Similarly in his 2020 CME presidential address, Dr. Steve Sireci calls into question our mechanisms for producing comparability primarily through standardization, arguing that the hyper-focus on standardization leads to exclusion in favor of those who could conform to the most dominant culture. Instead, he challenges us to think about how we might achieve greater comparability by creating flexibility in how students produce evidence of learning. 

As with our professional practices and values, it’s highly likely that involving diverse voices in test construction will introduce differences in the types of evidence of learning we privilege in our assessment designs. 

Forging a path to diversity and inclusion

It’s incredibly challenging to develop items that are culturally relevant for all students, especially when those leading test design and development are mostly members of the culturally dominant group. Designers of any kind have to make assumptions, and in the case of test design, those assumptions may be limiting the relevance of the assessment for students from nondominant cultures. 

Research has shown that culture has significant effects on how test-takers both approach standardized tests and on test-taking performance. This research creates an imperative in our field to fully interrogate all of the possible explanations for group differences in test outcomes, and to evolve our assessment design practices to keep pace with the field of learning and instruction that have shifted to more explicitly account for the role of culture. 

Luckily as a field, we seem to be increasingly recognizing the overdue need to amplify diverse voices.

Many organizations and leaders are working to address disparities in access to the field and in the promotion and retention of diverse talent. 

The National Council on Measurement and Education has funded a number of special projects supporting students of color in measurement programs and highlighting diverse perspectives, including the work of Darius Taylor with the Wrong Answer Project. 

Additionally, late last year I had the privilege of launching a nonprofit, Women in Measurement, with a group of dedicated colleagues who are passionate about advancing gender and racial equity in the field. 

The structural racism and misogyny that have led to disproportionate access and representation are certainly not unique to educational measurement, but it is going to take the energy of all of us to address the persistent inequities within our corner of the world. 

Not only must we elevate the voices and perspectives of people of color, but perhaps even more importantly, we must all commit to raising our collective critical consciousness within the field so that we can effectively grapple with the most pressing issues we face in educational measurement. 

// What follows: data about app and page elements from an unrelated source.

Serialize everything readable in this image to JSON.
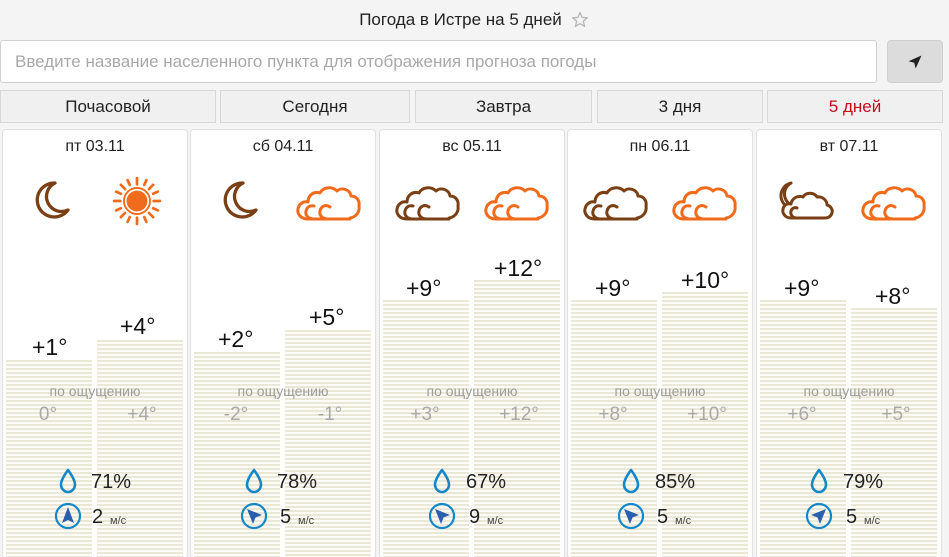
{
  "header": {
    "title": "Погода в Истре на 5 дней",
    "favorite_icon": "star-outline-icon"
  },
  "search": {
    "placeholder": "Введите название населенного пункта для отображения прогноза погоды",
    "value": "",
    "locate_icon": "location-arrow-icon"
  },
  "tabs": [
    {
      "label": "Почасовой",
      "active": false
    },
    {
      "label": "Сегодня",
      "active": false
    },
    {
      "label": "Завтра",
      "active": false
    },
    {
      "label": "3 дня",
      "active": false
    },
    {
      "label": "5 дней",
      "active": true
    }
  ],
  "feels_label": "по ощущению",
  "wind_unit": "м/с",
  "colors": {
    "accent_active": "#c30d1b",
    "icon_brown": "#7a3f14",
    "icon_orange": "#f06b1b",
    "drop_blue": "#1487c9"
  },
  "days": [
    {
      "date": "пт 03.11",
      "night_icon": "moon-icon",
      "day_icon": "sun-icon",
      "night_temp": "+1°",
      "day_temp": "+4°",
      "feels_night": "0°",
      "feels_day": "+4°",
      "humidity": "71%",
      "wind_speed": "2",
      "wind_direction": "north"
    },
    {
      "date": "сб 04.11",
      "night_icon": "moon-icon",
      "day_icon": "cloud-icon",
      "night_temp": "+2°",
      "day_temp": "+5°",
      "feels_night": "-2°",
      "feels_day": "-1°",
      "humidity": "78%",
      "wind_speed": "5",
      "wind_direction": "northwest"
    },
    {
      "date": "вс 05.11",
      "night_icon": "cloud-icon",
      "day_icon": "cloud-icon",
      "night_temp": "+9°",
      "day_temp": "+12°",
      "feels_night": "+3°",
      "feels_day": "+12°",
      "humidity": "67%",
      "wind_speed": "9",
      "wind_direction": "northwest"
    },
    {
      "date": "пн 06.11",
      "night_icon": "cloud-icon",
      "day_icon": "cloud-icon",
      "night_temp": "+9°",
      "day_temp": "+10°",
      "feels_night": "+8°",
      "feels_day": "+10°",
      "humidity": "85%",
      "wind_speed": "5",
      "wind_direction": "northwest"
    },
    {
      "date": "вт 07.11",
      "night_icon": "moon-cloud-icon",
      "day_icon": "cloud-icon",
      "night_temp": "+9°",
      "day_temp": "+8°",
      "feels_night": "+6°",
      "feels_day": "+5°",
      "humidity": "79%",
      "wind_speed": "5",
      "wind_direction": "northeast"
    }
  ]
}
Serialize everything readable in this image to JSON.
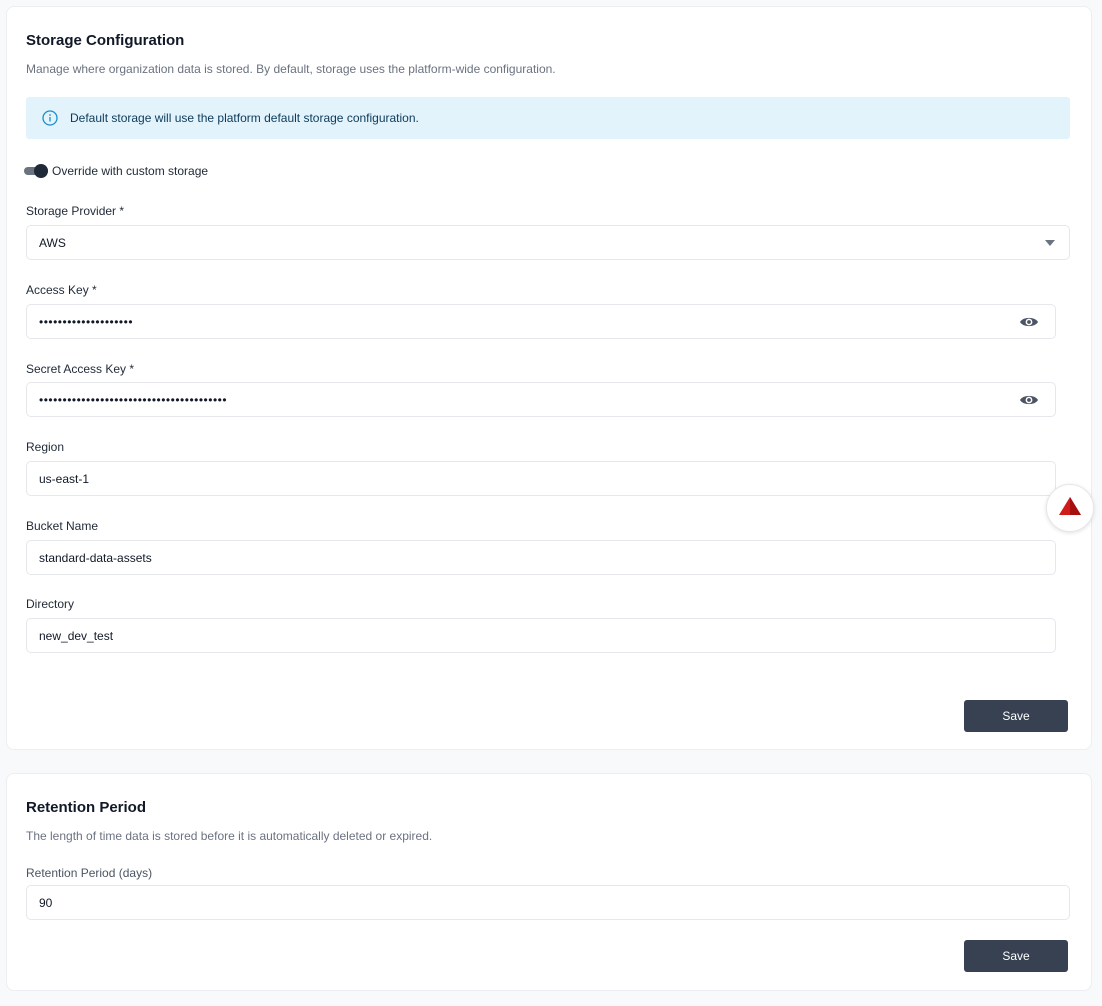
{
  "storage": {
    "title": "Storage Configuration",
    "description": "Manage where organization data is stored. By default, storage uses the platform-wide configuration.",
    "banner_text": "Default storage will use the platform default storage configuration.",
    "override_label": "Override with custom storage",
    "override_enabled": true,
    "provider": {
      "label": "Storage Provider *",
      "value": "AWS"
    },
    "access_key": {
      "label": "Access Key *",
      "masked_value": "••••••••••••••••••••"
    },
    "secret_access_key": {
      "label": "Secret Access Key *",
      "masked_value": "••••••••••••••••••••••••••••••••••••••••"
    },
    "region": {
      "label": "Region",
      "value": "us-east-1"
    },
    "bucket_name": {
      "label": "Bucket Name",
      "value": "standard-data-assets"
    },
    "directory": {
      "label": "Directory",
      "value": "new_dev_test"
    },
    "save_label": "Save"
  },
  "retention": {
    "title": "Retention Period",
    "description": "The length of time data is stored before it is automatically deleted or expired.",
    "field": {
      "label": "Retention Period (days)",
      "value": "90"
    },
    "save_label": "Save"
  },
  "icons": {
    "banner": "info-circle-icon",
    "reveal": "eye-icon",
    "caret": "caret-down-icon",
    "floating": "warning-triangle-icon"
  },
  "colors": {
    "banner_bg": "#e3f3fc",
    "banner_icon": "#1c8fc9",
    "button_bg": "#374151",
    "floating_icon": "#d11b1b"
  }
}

I’m looking forward to the opportunity for the upcoming question and answer session, but I certainly do not have all the answers. So I’ve posed some of my own discussion questions here for us all to discuss. 

If you have more questions, my contact information is provided. Thank you.

Discussion Questions: 

  1. What opportunities do you see for elevating diverse leadership within the field of educational measurement? 
  2. What do you see as the most critical lever for advancing racial equity within educational assessment? 
  3. How will the future of assessment better attend to the sociocultural nature of learning? 

Twitter: @susanclyons